◆ Goal of the exercise: For each line below that contains the word "baseline", return that line.

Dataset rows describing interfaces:
%%
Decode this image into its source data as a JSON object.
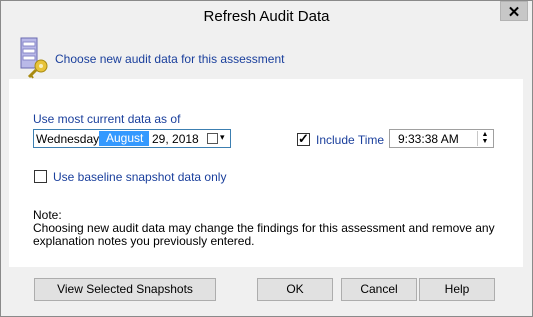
{
  "window": {
    "title": "Refresh Audit Data",
    "close_glyph": "✕"
  },
  "header": {
    "text": "Choose new audit data for this assessment",
    "icon": "database-key-icon"
  },
  "date_section": {
    "label": "Use most current data as of",
    "day": "Wednesday,",
    "month": "August",
    "day_year": "29, 2018",
    "dropdown_glyph": "▾"
  },
  "time_section": {
    "include_label": "Include Time",
    "include_checked": true,
    "value": "9:33:38 AM"
  },
  "baseline": {
    "label": "Use baseline snapshot data only",
    "checked": false
  },
  "note": {
    "heading": "Note:",
    "line1": "Choosing new audit data may change the findings for this assessment and remove any",
    "line2": "explanation notes you previously entered."
  },
  "buttons": {
    "view_snapshots": "View Selected Snapshots",
    "ok": "OK",
    "cancel": "Cancel",
    "help": "Help"
  },
  "colors": {
    "accent": "#1a3f9c",
    "selection": "#3399ff"
  }
}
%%
◆ Output for this exercise:
  "baseline": {
    "label": "Use baseline snapshot data only",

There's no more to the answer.